Day: March 28, 2012

Review: Just Behave Pablo Picasso! by Jonah Winter

JUST BEHAVE, PABLO PICASSO!

Just Behave, Pablo Picasso! by Jonah Winter, illustrated by Kevin Hawkes

Pablo Picasso started out painting just like everyone else, but when he started to paint his moods in colors, things started to change.  The gallery owners wanted more pictures in just the same style, and suddenly Picasso became wealthy and well know.  But Picasso was not interested in painting the same rose colored paintings again and again.  Instead, he becomes inspired by African masks and does a new painting that breaks all of the rules.  When it is unveiled, the reaction is strongly negative and it is called “ugly” by the critics.  When the entire world starts doubting him, Picasso works even harder, coming out with another painting that is the birth of modernism.  This book displays the strength needed to stay true to yourself all through the lens of the incredible Pablo Picasso.

Winter has not written a conventional picture book biography here.  Instead, he plays with the format.  He uses comic book techniques like BLAM! and has pages that range from just a sentence or two to ones that are lengthier and provide more information and insight into Picasso.  This biography is less about the details of his life and much more about his art and its inspiration and evolving style.  We learn nothing of his family, but much about his process and his drive.

Hawkes’ illustrations carry that same playful feeling forward.  He toys with perspective, enjoys depicting the close quarters in Paris with see-through walls.  It takes a certain amount of playfulness to take on a book about Picasso and not imitate his style in the illustrations.  Hawkes’ style remains true to himself, underlining the overall message of the book by doing so.

A creative and fun picture book biography about a vibrant and rebellious artist, this book should find a place in children’s nonfiction collections.  Appropriate for ages 6-8.

Reviewed from library copy.

Review: Mooshka, a Quilt Story by Julie Paschkis

mooshka

Mooshka, a Quilt Story by Julie Paschkis

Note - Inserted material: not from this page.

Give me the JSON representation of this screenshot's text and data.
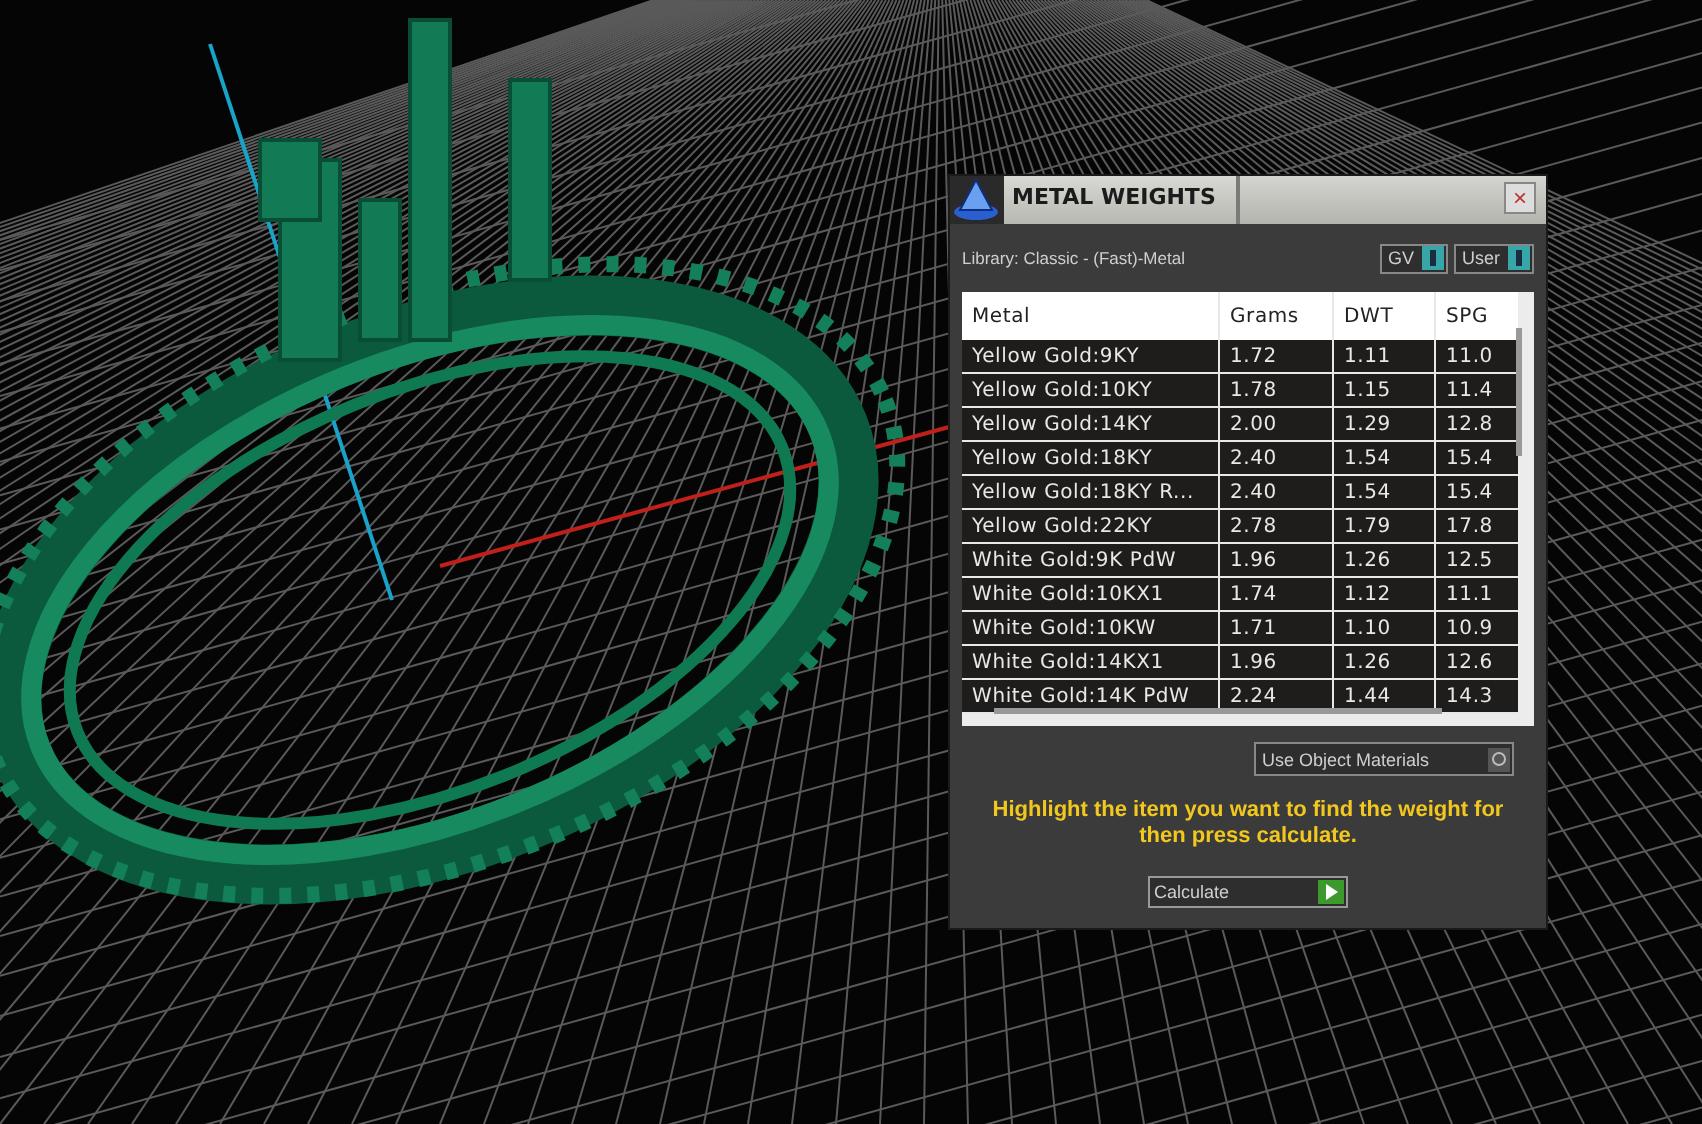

Karla loved her quilt that her grandmother had made for her from scraps.   Karla had named the quilt Mooshka.  Mooshka kept her warm at night and smelled just right.  But the most special thing that Mooska could do was talk.  Mooshka would wish Karla sweet dreams and in the morning invite her to pancakes.  If Karla couldn’t sleep at night, Mooshka would tell her the story of any patch on the quilt.  There were playful stories from tablecloth scraps, romantic stories from a bandana, exciting stories from a red scrap.  When baby Hannah moved into Karla’s room, Karla was upset.  She tried to get Mooshka to soothe her with a story, but Mooshka would not speak.  Then when Hannah woke up crying and could not be settled, Karla found that Mooshka might be able to share stories with other people too.

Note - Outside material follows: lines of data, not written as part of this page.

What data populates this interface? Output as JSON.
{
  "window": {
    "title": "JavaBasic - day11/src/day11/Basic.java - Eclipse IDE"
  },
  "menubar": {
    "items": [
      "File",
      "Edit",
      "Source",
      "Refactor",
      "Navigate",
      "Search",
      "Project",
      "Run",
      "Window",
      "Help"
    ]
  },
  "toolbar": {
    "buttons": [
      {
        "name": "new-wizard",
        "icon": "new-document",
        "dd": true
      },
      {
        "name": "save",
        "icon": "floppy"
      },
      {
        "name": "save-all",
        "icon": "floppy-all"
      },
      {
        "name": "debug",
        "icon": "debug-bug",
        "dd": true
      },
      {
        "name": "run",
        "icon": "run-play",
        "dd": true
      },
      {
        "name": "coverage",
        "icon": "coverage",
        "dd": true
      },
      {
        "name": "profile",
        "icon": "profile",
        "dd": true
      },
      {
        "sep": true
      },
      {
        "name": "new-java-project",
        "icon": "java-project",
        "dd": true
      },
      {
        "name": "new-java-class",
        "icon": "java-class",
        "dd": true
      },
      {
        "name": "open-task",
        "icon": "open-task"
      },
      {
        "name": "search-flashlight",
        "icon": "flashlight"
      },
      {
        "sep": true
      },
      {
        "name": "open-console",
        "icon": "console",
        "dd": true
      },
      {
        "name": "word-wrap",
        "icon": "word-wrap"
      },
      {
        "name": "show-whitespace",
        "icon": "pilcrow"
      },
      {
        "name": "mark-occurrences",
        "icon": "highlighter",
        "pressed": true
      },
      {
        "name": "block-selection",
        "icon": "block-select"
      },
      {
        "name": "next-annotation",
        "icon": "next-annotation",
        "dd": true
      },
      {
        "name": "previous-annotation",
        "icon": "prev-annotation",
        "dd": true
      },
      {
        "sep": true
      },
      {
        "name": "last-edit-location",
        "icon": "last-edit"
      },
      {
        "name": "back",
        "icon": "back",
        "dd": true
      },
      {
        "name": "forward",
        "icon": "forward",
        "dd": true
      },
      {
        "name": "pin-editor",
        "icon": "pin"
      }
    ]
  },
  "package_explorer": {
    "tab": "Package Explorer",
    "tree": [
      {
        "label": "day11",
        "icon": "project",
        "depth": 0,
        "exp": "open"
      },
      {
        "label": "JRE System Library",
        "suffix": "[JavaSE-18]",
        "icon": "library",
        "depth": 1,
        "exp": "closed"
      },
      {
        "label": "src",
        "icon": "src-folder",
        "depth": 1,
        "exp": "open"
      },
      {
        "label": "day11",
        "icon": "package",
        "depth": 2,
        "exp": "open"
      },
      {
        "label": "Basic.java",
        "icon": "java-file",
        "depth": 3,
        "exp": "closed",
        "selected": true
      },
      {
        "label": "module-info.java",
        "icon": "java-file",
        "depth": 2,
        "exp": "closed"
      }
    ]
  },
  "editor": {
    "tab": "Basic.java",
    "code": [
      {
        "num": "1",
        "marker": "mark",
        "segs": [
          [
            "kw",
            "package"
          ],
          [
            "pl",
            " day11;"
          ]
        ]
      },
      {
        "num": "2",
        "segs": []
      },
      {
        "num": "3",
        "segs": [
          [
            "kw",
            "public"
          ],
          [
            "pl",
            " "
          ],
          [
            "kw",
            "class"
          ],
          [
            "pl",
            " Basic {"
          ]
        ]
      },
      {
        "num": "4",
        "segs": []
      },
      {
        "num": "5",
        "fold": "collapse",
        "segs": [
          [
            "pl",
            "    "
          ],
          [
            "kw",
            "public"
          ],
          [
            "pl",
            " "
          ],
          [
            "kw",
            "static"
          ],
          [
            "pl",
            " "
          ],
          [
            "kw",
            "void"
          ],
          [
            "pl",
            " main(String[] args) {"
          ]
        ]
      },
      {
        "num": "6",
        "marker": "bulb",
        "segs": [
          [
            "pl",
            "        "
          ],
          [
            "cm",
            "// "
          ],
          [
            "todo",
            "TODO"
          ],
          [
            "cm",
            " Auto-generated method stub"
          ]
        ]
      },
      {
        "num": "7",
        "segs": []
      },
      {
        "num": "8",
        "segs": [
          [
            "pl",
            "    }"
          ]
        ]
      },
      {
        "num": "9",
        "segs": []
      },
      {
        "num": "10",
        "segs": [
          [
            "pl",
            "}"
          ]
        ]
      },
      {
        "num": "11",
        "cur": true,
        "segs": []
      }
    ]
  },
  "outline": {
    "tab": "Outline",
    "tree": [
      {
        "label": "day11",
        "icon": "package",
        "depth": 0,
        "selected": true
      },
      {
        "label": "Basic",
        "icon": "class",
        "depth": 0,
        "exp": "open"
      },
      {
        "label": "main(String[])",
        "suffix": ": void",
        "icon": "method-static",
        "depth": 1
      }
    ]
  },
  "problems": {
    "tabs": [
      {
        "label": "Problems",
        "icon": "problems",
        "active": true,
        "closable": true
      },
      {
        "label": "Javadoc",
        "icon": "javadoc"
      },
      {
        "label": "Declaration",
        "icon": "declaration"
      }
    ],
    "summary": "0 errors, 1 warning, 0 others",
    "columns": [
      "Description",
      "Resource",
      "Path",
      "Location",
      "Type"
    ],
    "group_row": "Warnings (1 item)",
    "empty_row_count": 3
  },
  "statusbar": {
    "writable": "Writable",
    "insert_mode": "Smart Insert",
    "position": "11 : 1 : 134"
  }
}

Paschkis has created a book that speaks to the power of story and family.  There is a wonderful spirit of discovery and sharing throughout the book as family stories are shared.  The book has a circular feel, coming to a satisfying close that makes the circle complete.  This sense of place, history and story brings a richness to the book.

What is most distinctive about the book is its art.  Done in ink and gouache, each page is bordered in patchwork, giving the entire book a warm and cozy feel.  The patterns also offer a lot of color, making a feast for the eyes as each page is turned. 

A warm book about quilts, family and stories, this book is ideal for reading under your own quilt and sharing your family stories there.  Appropriate for ages 4-6.

Reviewed from copy received from Peachtree Publishers.